One thing that is a little more certain is the influence of Ol’ Blue Eyes. Sinatra has his influence writ large across the album, right down to its name. “The album title is a straight up nod to the Sinatra albums that inspired the record: ‘September of My Years’ and ‘In the Wee Small Hours’. And I thought it was appropriate as it has a kind of classic nighttime feel. When I was 15 I got a copy of ‘In the Wee Small Hours’ and it was at the time I was listening to The Doors and Guns’n’Roses so I don’t know why I ended up with it but it was one of my favourite records. I came back to it and I started loving the way he sang. I loved the character he plays - this kind of down and out, singing sad songs and he‘s always like, ‘Poor me, look how bad it is for me’ and you don’t believe it. It’s not 'poor me' at all but it’s fun and it‘s funny. You laugh when he says something so bad – you’re like, ‘I getcha’.”
And now he’s out there on his own, like Sinatra. Is he nervous? “I’m a lot less nervous about the shows. My band are so good. And a lot of the time when things mess up live that’s the fun of it. That’s the point of playing live – that things can go wrong. Playing live at festivals to people who don’t know me means I can present it in a different way. That didn’t work so well for The Walkmen because we were as loud as holy hell. And when you’re supporting Florence and the Machine it doesn’t go down so well.” Not as loud maybe, but 'Black Hours' shows he’s lost none of his ability to be mesmerisingly brooding and beautiful: this is a new creative direction, but one just as passionate and powerful as The Walkmen always were.

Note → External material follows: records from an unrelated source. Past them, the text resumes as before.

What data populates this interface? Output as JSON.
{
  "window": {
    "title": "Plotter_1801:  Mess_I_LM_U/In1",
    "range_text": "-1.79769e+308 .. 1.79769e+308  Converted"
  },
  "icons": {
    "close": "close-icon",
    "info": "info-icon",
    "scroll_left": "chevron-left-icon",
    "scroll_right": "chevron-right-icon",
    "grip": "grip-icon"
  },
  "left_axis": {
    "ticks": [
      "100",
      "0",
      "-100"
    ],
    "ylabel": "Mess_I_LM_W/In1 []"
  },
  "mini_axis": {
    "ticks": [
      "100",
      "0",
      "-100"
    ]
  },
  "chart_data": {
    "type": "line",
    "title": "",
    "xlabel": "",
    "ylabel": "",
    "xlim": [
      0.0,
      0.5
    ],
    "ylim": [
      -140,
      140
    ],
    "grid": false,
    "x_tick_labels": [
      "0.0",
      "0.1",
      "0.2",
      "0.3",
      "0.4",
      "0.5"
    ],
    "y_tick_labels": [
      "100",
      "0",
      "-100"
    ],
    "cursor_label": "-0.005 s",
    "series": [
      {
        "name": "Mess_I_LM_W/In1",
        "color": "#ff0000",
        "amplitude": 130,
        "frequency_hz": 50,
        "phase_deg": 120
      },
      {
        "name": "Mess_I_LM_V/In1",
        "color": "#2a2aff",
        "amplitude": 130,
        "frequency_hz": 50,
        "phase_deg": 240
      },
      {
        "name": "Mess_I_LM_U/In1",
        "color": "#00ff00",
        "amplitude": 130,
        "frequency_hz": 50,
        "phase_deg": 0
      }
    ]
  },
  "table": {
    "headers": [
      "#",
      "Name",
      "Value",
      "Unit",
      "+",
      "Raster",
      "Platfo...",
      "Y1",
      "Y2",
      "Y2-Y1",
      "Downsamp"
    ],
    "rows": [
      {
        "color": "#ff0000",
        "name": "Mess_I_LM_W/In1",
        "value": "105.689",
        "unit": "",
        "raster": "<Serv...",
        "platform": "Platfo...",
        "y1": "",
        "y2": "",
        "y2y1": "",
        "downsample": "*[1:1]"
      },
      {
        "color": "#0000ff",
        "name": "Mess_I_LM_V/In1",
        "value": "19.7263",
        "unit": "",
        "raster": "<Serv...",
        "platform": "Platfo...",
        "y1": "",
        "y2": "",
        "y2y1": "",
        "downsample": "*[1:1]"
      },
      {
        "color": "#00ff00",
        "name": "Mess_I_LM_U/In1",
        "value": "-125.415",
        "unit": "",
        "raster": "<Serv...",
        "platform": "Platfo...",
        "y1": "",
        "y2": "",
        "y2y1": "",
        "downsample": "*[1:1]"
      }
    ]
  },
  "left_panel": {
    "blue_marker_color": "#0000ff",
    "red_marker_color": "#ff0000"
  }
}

Taken from the new DIY Weekly, available to download for iPhone, iPad and Android or read online now. Hamilton Leithauser's new album 'Black Hours' is out now via Ribbon Music.